- Consider utilizing Ovsynch technologies such as Presynch-11, G6G or Double Ovsynch to increase progesterone prior to A.I. All three programs accomplish this and, in turn, these programs reduce twinning rates and pregnancy losses. Calendars for these programs can be found online.
- Consider pregnancy diagnosing cows early and often. The earlier cows are detected not-pregnant, the sooner these cows can be synchronized for re-insemination. An embryo with a beating heart can be identified by many veterinarians using ultrasound on day 28 post-A.I.
This is about the earliest most veterinarians will check. It is also a good time to determine the presence of twins and if the twins are being carried unilaterally. If so, these cows can be watched more closely and checked more often for pregnancy loss.
- Also, pregnancy-specific protein B (PSPB) or pregnancy-associated glycoproteins (PAG) in blood are very accurate in detection of pregnancy beginning 30 days post-A.I. These proteins are directly produced by the conceptus. These assays are virtually 100 percent accurate in cows that are or have been pregnant.
But these proteins have a long half-life and can remain in the bloodstream for approximately 10 days following the death of the embryo and cause a false positive reading. A positive indicator from these tests cannot determine if the embryo has a beating heart.
- It is critical to re-check pregnant cows around day 60 post-A.I. using palpation or ultrasound. As mentioned above, cows with twins have a greater chance of loss between 30 and 60 days post-A.I., especially if they are growing in the same uterine horn.
Consider re-checking pregnant cows at least once or twice prior to calving, e.g., 90 days and 180 days. A quick palpation by the veterinarian or a milk PAG would be in order at these times.
In summary, early pregnancy losses in healthy dairy cows are common and are primarily due to a low progesterone environment during the growth of the ovulatory follicle prior to A.I.

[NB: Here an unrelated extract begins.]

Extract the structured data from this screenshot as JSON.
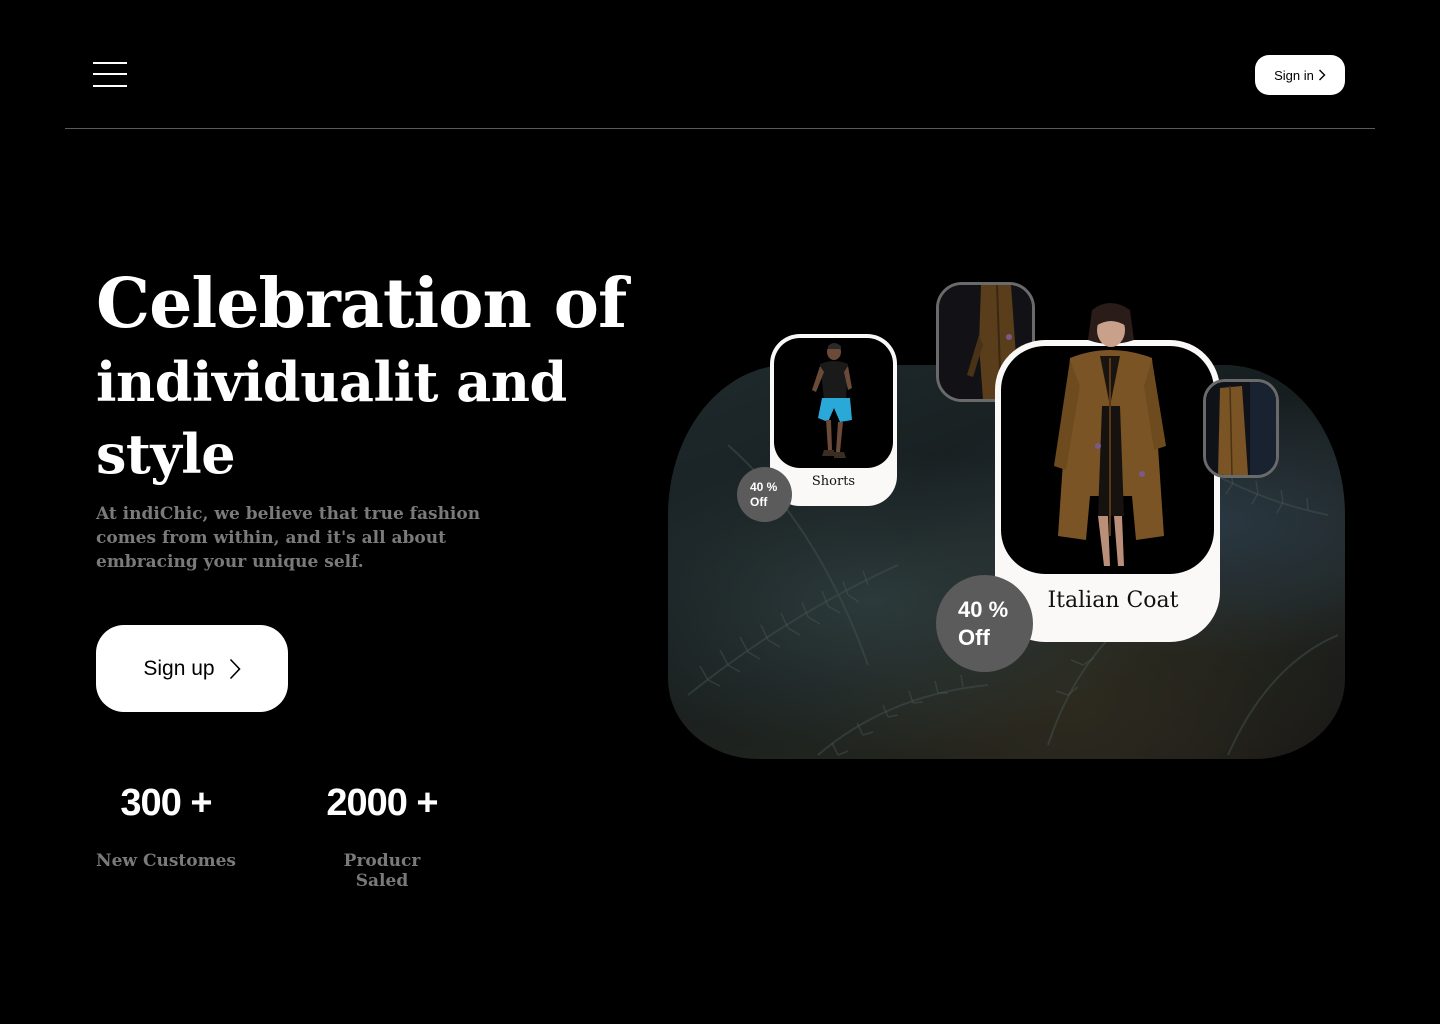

Growth of two embryos, especially in the same horn, is the primary reason for pregnancy losses between 28 and 56 days post-A.I. A more aggressive pregnancy diagnosis program will identify losses sooner and, in turn, will reduce days open in your dairy herd. PD
Dr. J. Richard Pursley is co-creator of the Ovsynch program. His current program focuses on enhancing fertility of dairy cattle.
References omitted due to space but are available upon request. Click here to email an editor.
J. Richard Pursley
- Department of Animal Science
- Michigan State University
- Email J. Richard Pursley